The name is likely derived from the word Enabta, which meant "grape" or "berry" in Jewish Aramaic and Syriac. Many grape presses have been found in the hills around the village.
During Roman and Byzantine rule over, Anabta was a Samaritan village. A tradition connects the village with Dositheos, a Samaritan religious leader possibly active during the 1st-century CE. The Samaritan chronicler Abu l-Fath (14th century) mentions that Dositheos died of starvation after going to 'Anbata where he hid in a cave, fasting in an effort to gain wisdom. Some olive trees still existing in Anabta are said to date back to Roman times.
According to the Palestine Exploration Fund's Survey of Western Palestine, the site appeared "ancient", and rock-cut tombs and a tank of good masonry had been found.
During the reign of Mamluk Sultan Baibars al-Bunduqdari in the 13th century, Anabta served as a central staging point from which to supply the Muslim armies fighting Crusader and Mongol incursions. The location was chosen because it was considered relatively easy to protect as the area is nestled between two large hills.
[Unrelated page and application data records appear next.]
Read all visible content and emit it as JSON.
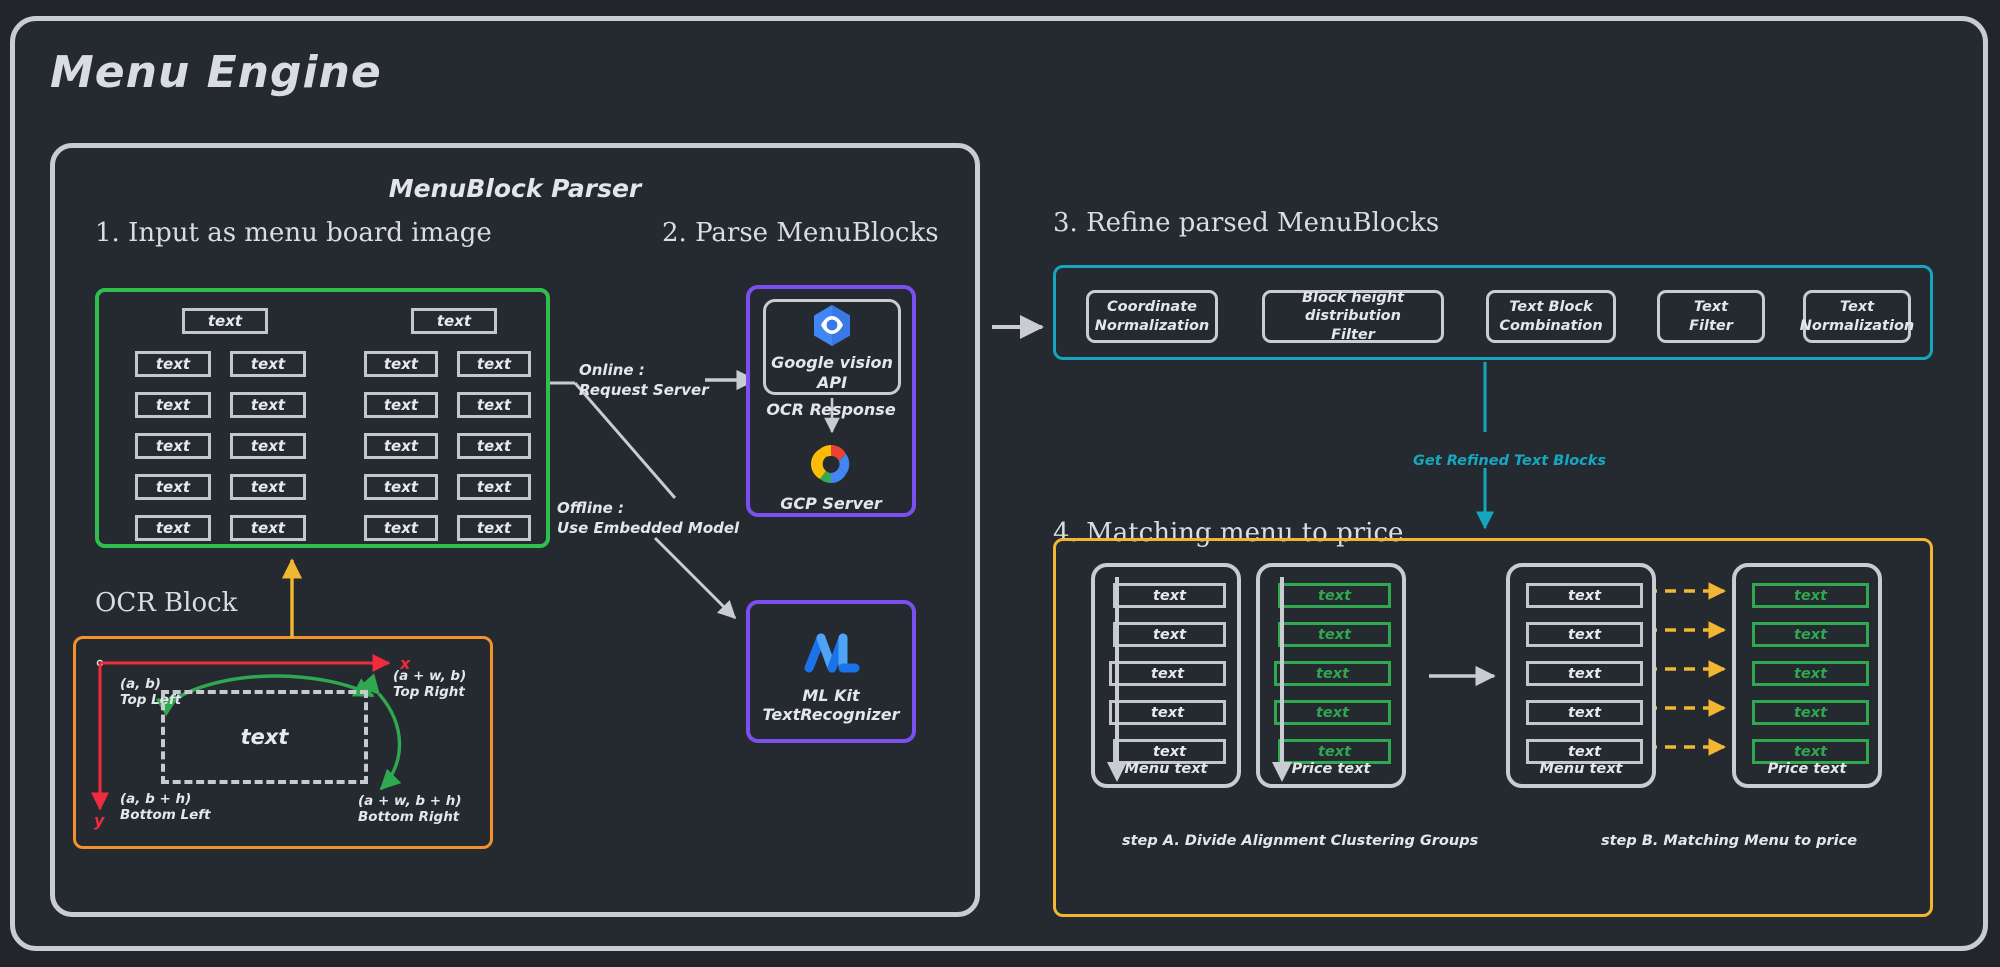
{
  "page": {
    "title": "Menu Engine"
  },
  "parser": {
    "title": "MenuBlock Parser",
    "section1": {
      "heading": "1. Input as menu board image",
      "cell_label": "text"
    },
    "section2": {
      "heading": "2. Parse MenuBlocks"
    },
    "ocr": {
      "heading": "OCR Block",
      "axis_x": "x",
      "axis_y": "y",
      "box_label": "text",
      "top_left": "(a, b)",
      "top_left_name": "Top Left",
      "top_right": "(a + w, b)",
      "top_right_name": "Top Right",
      "bottom_left": "(a, b + h)",
      "bottom_left_name": "Bottom Left",
      "bottom_right": "(a + w, b + h)",
      "bottom_right_name": "Bottom Right"
    },
    "branches": {
      "online_line1": "Online :",
      "online_line2": "Request Server",
      "offline_line1": "Offline :",
      "offline_line2": "Use Embedded Model"
    },
    "online_card": {
      "api_label": "Google vision API",
      "response_label": "OCR Response",
      "server_label": "GCP Server"
    },
    "offline_card": {
      "label_line1": "ML Kit",
      "label_line2": "TextRecognizer"
    }
  },
  "refine": {
    "heading": "3. Refine parsed MenuBlocks",
    "steps": [
      "Coordinate\nNormalization",
      "Block height distribution\nFilter",
      "Text Block\nCombination",
      "Text\nFilter",
      "Text\nNormalization"
    ],
    "connector_label": "Get Refined Text Blocks"
  },
  "matching": {
    "heading": "4. Matching menu to price",
    "cell_label": "text",
    "menu_caption": "Menu text",
    "price_caption": "Price text",
    "step_a_caption": "step A. Divide Alignment Clustering Groups",
    "step_b_caption": "step B. Matching Menu to price"
  },
  "colors": {
    "background": "#22262b",
    "panel": "#252a30",
    "frame": "#c9cdd2",
    "green": "#2fbf4f",
    "orange": "#f0932b",
    "purple": "#7b4ff0",
    "teal": "#15a5bd",
    "yellow": "#f2b632",
    "red": "#ef2b3d"
  }
}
During Ottoman rule, Anabta was listed in the 1596 Ottoman tax register as being in the Nahiya of Jabal Sami of the Liwa of Nablus. It had a population of 55 Muslim households who paid taxes on wheat, barley, summercrops, olives, goats or beehives, and presses for grapes or olives. In 1648, the Ottoman traveller Evliya Çelebi reported that the village was inhabited by 100 Druze families.
In 1852, the American scholar Edward Robinson visited the village. He described it as "large and well built", with two watermills by the stream. There were many camels there, as the village was on the main route for camels from Nablus to Ramleh. In 1882, the Palestine Exploration Fund's Survey of Western Palestine described it as a village of moderate size, in the valley, with olives around it. It also had a mill. A portion of the Hejaz Railway used to run through the centre of the town, parallel to the main street.
The first local council in Anabta was established in 1923 during the Mandatory Palestine. In the 1936 Anabta shooting, on the night of April 15, 1936, a prelude to the 1936–39 Arab revolt in Palestine, about 20 vehicles traveling on the road outside Anabta were stopped at a road block constructed for the purpose by armed villagers, and forced to hand over weapons and cash. 3 Jewish drivers were separated from the non-Jewish drivers and shot, 2 died of their injuries, the third survived. In June, an attack by Arab irregulars on a civilian bus convoy escalated into the Battle of Nur Shams, a brief but intense fight between Arab militants and the British army involving air attacks on the Arab fighters. Between 1922 and 1947, the population increased by 110%.
In 1954, under Jordanian rule, Anabta became a municipal council.
After the Six-Day War in 1967, Anabta became part of the Israeli-occupied territories, and, according to a source from 1968, underwent major development and achieved local council status. According to Israel´s Ministry of Defense, the village was connected to the Israeli electric grid.
Anabta lies on the edge of the Tulkarm district's Area A, an administrative division of the 1993 Oslo Accords, which means the city became under full security and civil jurisdiction of the Palestinian National Authority.
Anabta is located 19 kilometers west of Nablus and 9 kilometers east of Tulkarm. The town is bordered to the north by the village of Kafr Rumman, the south by the town of Kafr al-Labad, the east by the village of Ramin and the northwest by the town of Bal'a. The city is elevated 150 meters above sea level. Surrounded by hills on all sides, a small valley that runs through the center of the town. The town has an urban area of about 1,300 dunams. Most of its exterior lands are planted with olives, figs and almonds or covered by forests. Water is provided by five underground wells, with distribution supervised by the town's municipality. The Israeli settlement Einav is located southeast of the city and an Israeli checkpoint is positioned at the eastern entrance of the town.
By an 1870 visitor, the population was estimated at 1,800. At the time of the 1922 census of Palestine, Anabta had a population of 1,606 Muslims. In the 1931 census of Palestine, the combined population of Anabta, Iktaba and Nur ash Shams was 2498; 2,457 Muslims, 34 Christians and 1 Druze living in 502 houses. In 1945, the combined population of Anabta and Iktaba was 3,120. In 1967, the population was 3,400, rising to 5,700 by 1987 and 8,300 by 2009.
Residents of Anabta belong to two large clans, 'Amr and Al-Jetawi. These families are then divided into smaller families. Anabta also contains a significant population of Palestinians from Gaza who are not classified among the families.
The town has two high schools and four elementary schools that are maintained and funded by the Palestinian Authority Ministry of Education.
The St John of Jerusalem Eye Hospital Group operates a clinic in Anabta envisaged as a centre for the treatment of diabetic retinopathy in the northern West Bank.Rami Hamdallah, Palestinian prime minister and president of An-Najah National University
Ibrahim Nassar, Palestinian political and Commander in 1936–39 Arab revolt in Palestine
Samiha Khalil, former Palestinian presidential candidate